Tablets have taken the personal gadgets world by storm in the last couple of years. With growing options like Apple iPad, Amazon Kindle Fire, Blackberry Playbook, HP Slate 500, Cisco Cius and Android-based Samsung Galaxy, lots of people have found innovative uses for tablets and as a tool to do their regular tasks on the go without being tethered to a computer.
Restaurants flash their menus to patrons on tablets while hospitals are using them to access patient charts and medical records. But do these tablets have a long term place in the business world? With their price tag, can they prove a real return on the investment? Here we look at some of the pros and cons of buying and using a tablet for business use.
Pros – • Smaller in size, they are almost similar in dimensions to a magazine. And as they are lighter, tablets are portable and can be easily carried around in a handbag or a briefcase.
• They’re great tools for accessing presentations, word documents, surfing the web, checking e-mail on the go, updating Facebook, tweeting, video chatting, playing games, reading digital magazines and books, and enjoying movies and music.

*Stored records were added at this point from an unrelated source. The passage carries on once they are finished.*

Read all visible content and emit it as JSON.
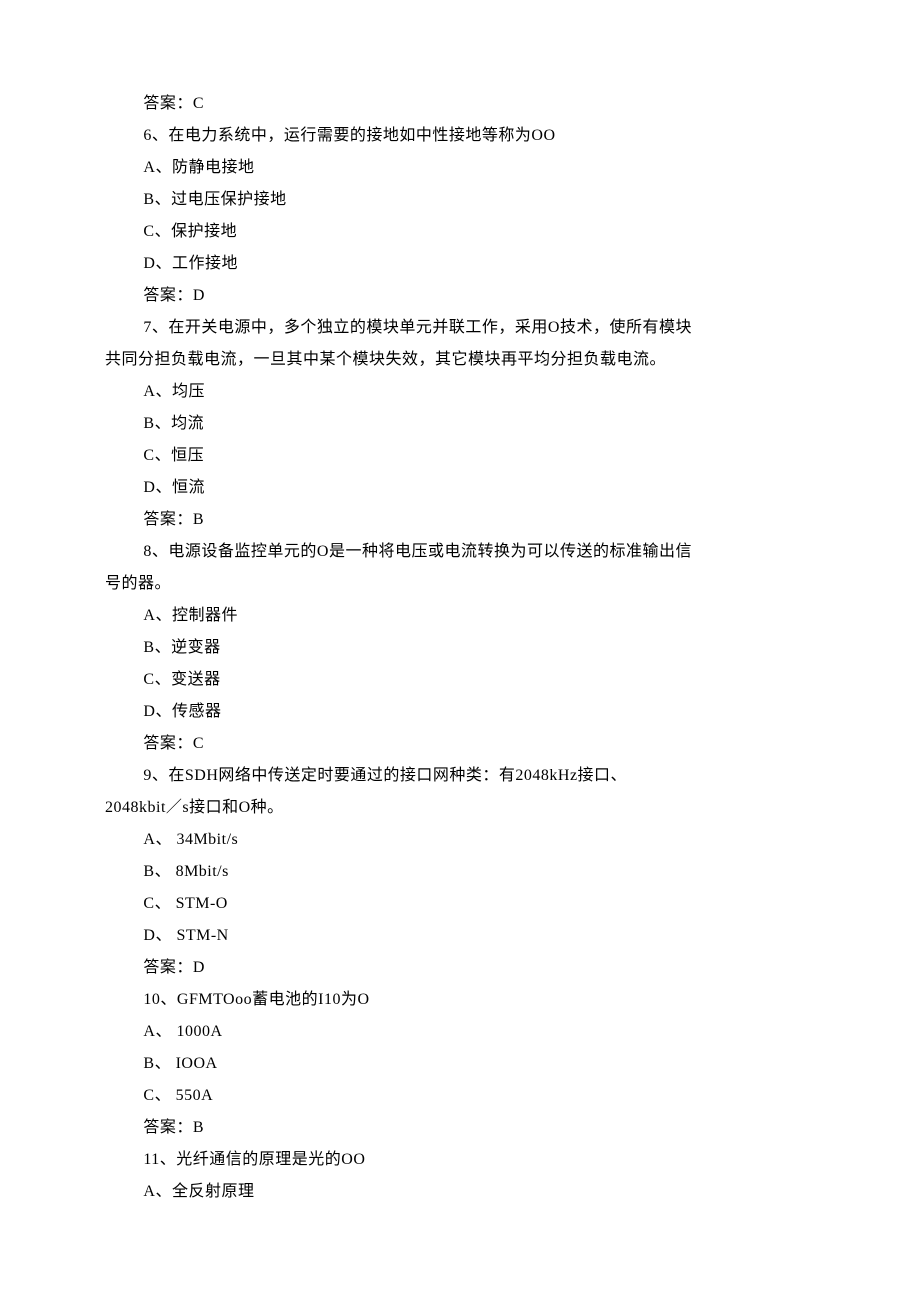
{
  "lines": [
    {
      "text": "答案：C",
      "indent": true
    },
    {
      "text": "6、在电力系统中，运行需要的接地如中性接地等称为OO",
      "indent": true
    },
    {
      "text": "A、防静电接地",
      "indent": true
    },
    {
      "text": "B、过电压保护接地",
      "indent": true
    },
    {
      "text": "C、保护接地",
      "indent": true
    },
    {
      "text": "D、工作接地",
      "indent": true
    },
    {
      "text": "答案：D",
      "indent": true
    },
    {
      "text": "7、在开关电源中，多个独立的模块单元并联工作，采用O技术，使所有模块",
      "indent": true
    },
    {
      "text": "共同分担负载电流，一旦其中某个模块失效，其它模块再平均分担负载电流。",
      "indent": false
    },
    {
      "text": "A、均压",
      "indent": true
    },
    {
      "text": "B、均流",
      "indent": true
    },
    {
      "text": "C、恒压",
      "indent": true
    },
    {
      "text": "D、恒流",
      "indent": true
    },
    {
      "text": "答案：B",
      "indent": true
    },
    {
      "text": "8、电源设备监控单元的O是一种将电压或电流转换为可以传送的标准输出信",
      "indent": true
    },
    {
      "text": "号的器。",
      "indent": false
    },
    {
      "text": "A、控制器件",
      "indent": true
    },
    {
      "text": "B、逆变器",
      "indent": true
    },
    {
      "text": "C、变送器",
      "indent": true
    },
    {
      "text": "D、传感器",
      "indent": true
    },
    {
      "text": "答案：C",
      "indent": true
    },
    {
      "text": "9、在SDH网络中传送定时要通过的接口网种类：有2048kHz接口、",
      "indent": true
    },
    {
      "text": "2048kbit／s接口和O种。",
      "indent": false
    },
    {
      "text": "A、 34Mbit/s",
      "indent": true
    },
    {
      "text": "B、 8Mbit/s",
      "indent": true
    },
    {
      "text": "C、 STM-O",
      "indent": true
    },
    {
      "text": "D、 STM-N",
      "indent": true
    },
    {
      "text": "答案：D",
      "indent": true
    },
    {
      "text": "10、GFMTOoo蓄电池的I10为O",
      "indent": true
    },
    {
      "text": "A、 1000A",
      "indent": true
    },
    {
      "text": "B、 IOOA",
      "indent": true
    },
    {
      "text": "C、 550A",
      "indent": true
    },
    {
      "text": "答案：B",
      "indent": true
    },
    {
      "text": "11、光纤通信的原理是光的OO",
      "indent": true
    },
    {
      "text": "A、全反射原理",
      "indent": true
    }
  ]
}
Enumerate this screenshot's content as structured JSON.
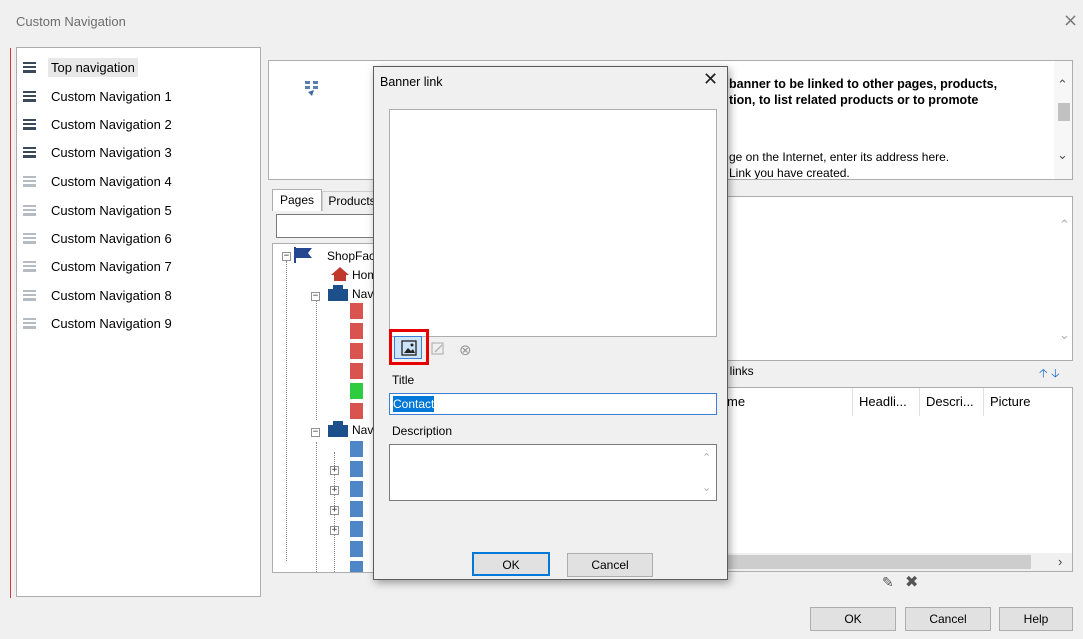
{
  "window": {
    "title": "Custom Navigation",
    "close_glyph": "×"
  },
  "navigation": {
    "items": [
      {
        "label": "Top navigation",
        "selected": true,
        "active": true
      },
      {
        "label": "Custom Navigation 1",
        "active": true
      },
      {
        "label": "Custom Navigation 2",
        "active": true
      },
      {
        "label": "Custom Navigation 3",
        "active": true
      },
      {
        "label": "Custom Navigation 4",
        "active": false
      },
      {
        "label": "Custom Navigation 5",
        "active": false
      },
      {
        "label": "Custom Navigation 6",
        "active": false
      },
      {
        "label": "Custom Navigation 7",
        "active": false
      },
      {
        "label": "Custom Navigation 8",
        "active": false
      },
      {
        "label": "Custom Navigation 9",
        "active": false
      }
    ]
  },
  "info": {
    "bold_line1": "banner to be linked to other pages, products,",
    "bold_line2": "tion, to list related products or to promote",
    "text_line1": "ge on the Internet, enter its address here.",
    "text_line2": "Link you have created."
  },
  "tabs": {
    "pages": "Pages",
    "products": "Products"
  },
  "tree": {
    "root": "ShopFac",
    "home": "Hom",
    "nav1": "Navi",
    "nav2": "Navi"
  },
  "links": {
    "label": "f links",
    "up_arrow": "🡡",
    "down_arrow": "🡣",
    "columns": [
      "me",
      "Headli...",
      "Descri...",
      "Picture"
    ]
  },
  "buttons": {
    "ok": "OK",
    "cancel": "Cancel",
    "help": "Help"
  },
  "dialog": {
    "title": "Banner link",
    "close_glyph": "✕",
    "title_label": "Title",
    "title_value": "Contact",
    "description_label": "Description",
    "description_value": "",
    "ok": "OK",
    "cancel": "Cancel"
  },
  "colors": {
    "highlight": "#e60000",
    "accent": "#0078d7",
    "page_red": "#d9534f",
    "page_blue": "#4f86c6",
    "page_green": "#2ecc40"
  }
}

• These devices turn on instantly and tend to last longer on a fully charged battery. The battery life advantage also extends to standby time. If not used for days, they will still have considerable battery left.
• Versatility is another quality that tablets demonstrate with availability of more compatible business-friendly apps. There’s the iWork suite for the iPad, as well as Documents to Go and Quickoffice. Similar options are available for Android-based tablets. Furthermore, storage capacity is not much of an issue anymore thanks to cloud-based services such as Dropbox and iCloud.
Cons – • They may have a durable body, but the touch screen display can be prone to damage if not handled with utmost care.
• For long-hour usage, working on a tablet is inconvenient with typing on the scrunched keyboard. Working long hours on spreadsheets, word documents and presentations on touch screen of a tablet may be cumbersome.
• USB support is almost nonexistent on most tablets. There is only 1 USB port to charge or sync to laptop/computer. There are no other USB ports or additional ports in case you need to plug into your pen drive, camera or printer. You cannot read DVDs or CDs either.
• Multitasking is a feature that most slates fail to provide. It’s difficult to switch between applications and see all of your open apps at once.
• Though tablets have access to lots of apps, they cannot compete with the volume of productivity programs and business software that are installed on laptops. There is no MS Office app yet available, hence full functional apps such as word processing and spreadsheets are major pain points for a tablet.
• Tablets are not very useful without Internet – Same is the case with laptops or desktops. There will always be a need for Wi-Fi or 3G internet connectivity if you plan to check email on the go and download presentations, reports and other documents. This can again increase the amount you spend on the device. The above debate shows that tablets have a lot going for them but they do come with quite a few strings attached to them. Analyse your business needs before you think of investing in a tablet.